** GIVEN RECORDS follows **

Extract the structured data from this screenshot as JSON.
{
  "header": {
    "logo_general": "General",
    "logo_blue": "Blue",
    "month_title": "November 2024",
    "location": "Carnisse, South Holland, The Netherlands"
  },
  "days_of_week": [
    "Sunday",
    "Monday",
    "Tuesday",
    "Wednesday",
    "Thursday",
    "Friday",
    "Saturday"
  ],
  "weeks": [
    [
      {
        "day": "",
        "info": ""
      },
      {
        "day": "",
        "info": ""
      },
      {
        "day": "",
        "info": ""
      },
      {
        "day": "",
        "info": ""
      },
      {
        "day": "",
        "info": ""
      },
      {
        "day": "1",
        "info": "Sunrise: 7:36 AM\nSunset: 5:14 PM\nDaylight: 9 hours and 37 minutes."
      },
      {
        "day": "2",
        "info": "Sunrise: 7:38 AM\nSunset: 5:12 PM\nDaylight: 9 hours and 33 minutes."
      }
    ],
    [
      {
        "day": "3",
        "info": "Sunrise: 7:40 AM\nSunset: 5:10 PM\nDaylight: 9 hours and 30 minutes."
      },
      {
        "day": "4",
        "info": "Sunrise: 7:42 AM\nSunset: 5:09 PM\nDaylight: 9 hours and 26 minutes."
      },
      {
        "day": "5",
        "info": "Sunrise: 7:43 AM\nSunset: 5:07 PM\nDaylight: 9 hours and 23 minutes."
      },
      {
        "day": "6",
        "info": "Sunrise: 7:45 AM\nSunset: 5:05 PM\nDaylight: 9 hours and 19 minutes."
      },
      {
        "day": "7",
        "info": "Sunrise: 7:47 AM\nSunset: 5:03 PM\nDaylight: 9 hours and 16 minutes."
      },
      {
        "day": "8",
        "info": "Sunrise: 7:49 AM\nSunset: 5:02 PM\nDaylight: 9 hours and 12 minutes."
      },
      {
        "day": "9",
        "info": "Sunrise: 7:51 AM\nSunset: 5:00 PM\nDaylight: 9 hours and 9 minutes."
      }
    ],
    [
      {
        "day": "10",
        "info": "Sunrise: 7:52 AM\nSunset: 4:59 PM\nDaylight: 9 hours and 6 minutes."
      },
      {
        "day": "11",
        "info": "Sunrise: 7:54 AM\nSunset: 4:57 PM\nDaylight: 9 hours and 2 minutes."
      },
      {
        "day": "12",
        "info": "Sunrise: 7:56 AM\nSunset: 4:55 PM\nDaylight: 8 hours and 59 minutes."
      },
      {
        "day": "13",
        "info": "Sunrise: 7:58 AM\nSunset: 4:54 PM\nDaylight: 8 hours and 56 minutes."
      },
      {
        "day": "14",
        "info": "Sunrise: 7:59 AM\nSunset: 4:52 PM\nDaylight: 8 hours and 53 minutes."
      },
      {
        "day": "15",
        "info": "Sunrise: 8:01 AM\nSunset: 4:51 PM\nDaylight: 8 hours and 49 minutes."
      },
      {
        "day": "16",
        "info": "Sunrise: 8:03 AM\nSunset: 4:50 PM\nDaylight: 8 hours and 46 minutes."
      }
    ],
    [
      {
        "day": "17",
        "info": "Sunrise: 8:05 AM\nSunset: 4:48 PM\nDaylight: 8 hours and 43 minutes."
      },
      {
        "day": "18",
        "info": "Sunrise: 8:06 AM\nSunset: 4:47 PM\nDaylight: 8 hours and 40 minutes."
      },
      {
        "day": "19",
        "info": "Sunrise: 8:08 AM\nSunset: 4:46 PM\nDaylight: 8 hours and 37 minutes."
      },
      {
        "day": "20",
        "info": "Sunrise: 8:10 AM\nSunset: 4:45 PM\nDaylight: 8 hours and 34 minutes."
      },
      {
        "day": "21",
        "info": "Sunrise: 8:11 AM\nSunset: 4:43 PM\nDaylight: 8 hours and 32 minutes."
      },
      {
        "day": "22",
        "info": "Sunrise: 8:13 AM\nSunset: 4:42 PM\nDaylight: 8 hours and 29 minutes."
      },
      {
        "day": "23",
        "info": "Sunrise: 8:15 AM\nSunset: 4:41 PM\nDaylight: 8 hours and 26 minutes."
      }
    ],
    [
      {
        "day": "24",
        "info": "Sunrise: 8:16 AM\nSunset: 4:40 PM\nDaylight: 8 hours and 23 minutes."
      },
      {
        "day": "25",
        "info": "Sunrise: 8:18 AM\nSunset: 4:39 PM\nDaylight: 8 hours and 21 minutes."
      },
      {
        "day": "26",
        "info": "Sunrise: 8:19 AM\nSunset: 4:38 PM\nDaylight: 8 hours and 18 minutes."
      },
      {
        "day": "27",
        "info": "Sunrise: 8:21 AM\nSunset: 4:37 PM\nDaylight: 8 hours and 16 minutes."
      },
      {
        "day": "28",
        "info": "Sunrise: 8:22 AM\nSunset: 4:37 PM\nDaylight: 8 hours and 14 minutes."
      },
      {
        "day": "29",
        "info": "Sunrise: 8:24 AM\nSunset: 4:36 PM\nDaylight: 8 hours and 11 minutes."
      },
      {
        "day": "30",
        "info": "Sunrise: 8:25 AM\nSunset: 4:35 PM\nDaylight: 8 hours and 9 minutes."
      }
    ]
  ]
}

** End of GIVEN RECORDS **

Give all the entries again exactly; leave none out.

EXERCISE RESULT =
Extract the structured data from this screenshot as JSON.
{
  "header": {
    "logo_general": "General",
    "logo_blue": "Blue",
    "month_title": "November 2024",
    "location": "Carnisse, South Holland, The Netherlands"
  },
  "days_of_week": [
    "Sunday",
    "Monday",
    "Tuesday",
    "Wednesday",
    "Thursday",
    "Friday",
    "Saturday"
  ],
  "weeks": [
    [
      {
        "day": "",
        "info": ""
      },
      {
        "day": "",
        "info": ""
      },
      {
        "day": "",
        "info": ""
      },
      {
        "day": "",
        "info": ""
      },
      {
        "day": "",
        "info": ""
      },
      {
        "day": "1",
        "info": "Sunrise: 7:36 AM\nSunset: 5:14 PM\nDaylight: 9 hours and 37 minutes."
      },
      {
        "day": "2",
        "info": "Sunrise: 7:38 AM\nSunset: 5:12 PM\nDaylight: 9 hours and 33 minutes."
      }
    ],
    [
      {
        "day": "3",
        "info": "Sunrise: 7:40 AM\nSunset: 5:10 PM\nDaylight: 9 hours and 30 minutes."
      },
      {
        "day": "4",
        "info": "Sunrise: 7:42 AM\nSunset: 5:09 PM\nDaylight: 9 hours and 26 minutes."
      },
      {
        "day": "5",
        "info": "Sunrise: 7:43 AM\nSunset: 5:07 PM\nDaylight: 9 hours and 23 minutes."
      },
      {
        "day": "6",
        "info": "Sunrise: 7:45 AM\nSunset: 5:05 PM\nDaylight: 9 hours and 19 minutes."
      },
      {
        "day": "7",
        "info": "Sunrise: 7:47 AM\nSunset: 5:03 PM\nDaylight: 9 hours and 16 minutes."
      },
      {
        "day": "8",
        "info": "Sunrise: 7:49 AM\nSunset: 5:02 PM\nDaylight: 9 hours and 12 minutes."
      },
      {
        "day": "9",
        "info": "Sunrise: 7:51 AM\nSunset: 5:00 PM\nDaylight: 9 hours and 9 minutes."
      }
    ],
    [
      {
        "day": "10",
        "info": "Sunrise: 7:52 AM\nSunset: 4:59 PM\nDaylight: 9 hours and 6 minutes."
      },
      {
        "day": "11",
        "info": "Sunrise: 7:54 AM\nSunset: 4:57 PM\nDaylight: 9 hours and 2 minutes."
      },
      {
        "day": "12",
        "info": "Sunrise: 7:56 AM\nSunset: 4:55 PM\nDaylight: 8 hours and 59 minutes."
      },
      {
        "day": "13",
        "info": "Sunrise: 7:58 AM\nSunset: 4:54 PM\nDaylight: 8 hours and 56 minutes."
      },
      {
        "day": "14",
        "info": "Sunrise: 7:59 AM\nSunset: 4:52 PM\nDaylight: 8 hours and 53 minutes."
      },
      {
        "day": "15",
        "info": "Sunrise: 8:01 AM\nSunset: 4:51 PM\nDaylight: 8 hours and 49 minutes."
      },
      {
        "day": "16",
        "info": "Sunrise: 8:03 AM\nSunset: 4:50 PM\nDaylight: 8 hours and 46 minutes."
      }
    ],
    [
      {
        "day": "17",
        "info": "Sunrise: 8:05 AM\nSunset: 4:48 PM\nDaylight: 8 hours and 43 minutes."
      },
      {
        "day": "18",
        "info": "Sunrise: 8:06 AM\nSunset: 4:47 PM\nDaylight: 8 hours and 40 minutes."
      },
      {
        "day": "19",
        "info": "Sunrise: 8:08 AM\nSunset: 4:46 PM\nDaylight: 8 hours and 37 minutes."
      },
      {
        "day": "20",
        "info": "Sunrise: 8:10 AM\nSunset: 4:45 PM\nDaylight: 8 hours and 34 minutes."
      },
      {
        "day": "21",
        "info": "Sunrise: 8:11 AM\nSunset: 4:43 PM\nDaylight: 8 hours and 32 minutes."
      },
      {
        "day": "22",
        "info": "Sunrise: 8:13 AM\nSunset: 4:42 PM\nDaylight: 8 hours and 29 minutes."
      },
      {
        "day": "23",
        "info": "Sunrise: 8:15 AM\nSunset: 4:41 PM\nDaylight: 8 hours and 26 minutes."
      }
    ],
    [
      {
        "day": "24",
        "info": "Sunrise: 8:16 AM\nSunset: 4:40 PM\nDaylight: 8 hours and 23 minutes."
      },
      {
        "day": "25",
        "info": "Sunrise: 8:18 AM\nSunset: 4:39 PM\nDaylight: 8 hours and 21 minutes."
      },
      {
        "day": "26",
        "info": "Sunrise: 8:19 AM\nSunset: 4:38 PM\nDaylight: 8 hours and 18 minutes."
      },
      {
        "day": "27",
        "info": "Sunrise: 8:21 AM\nSunset: 4:37 PM\nDaylight: 8 hours and 16 minutes."
      },
      {
        "day": "28",
        "info": "Sunrise: 8:22 AM\nSunset: 4:37 PM\nDaylight: 8 hours and 14 minutes."
      },
      {
        "day": "29",
        "info": "Sunrise: 8:24 AM\nSunset: 4:36 PM\nDaylight: 8 hours and 11 minutes."
      },
      {
        "day": "30",
        "info": "Sunrise: 8:25 AM\nSunset: 4:35 PM\nDaylight: 8 hours and 9 minutes."
      }
    ]
  ]
}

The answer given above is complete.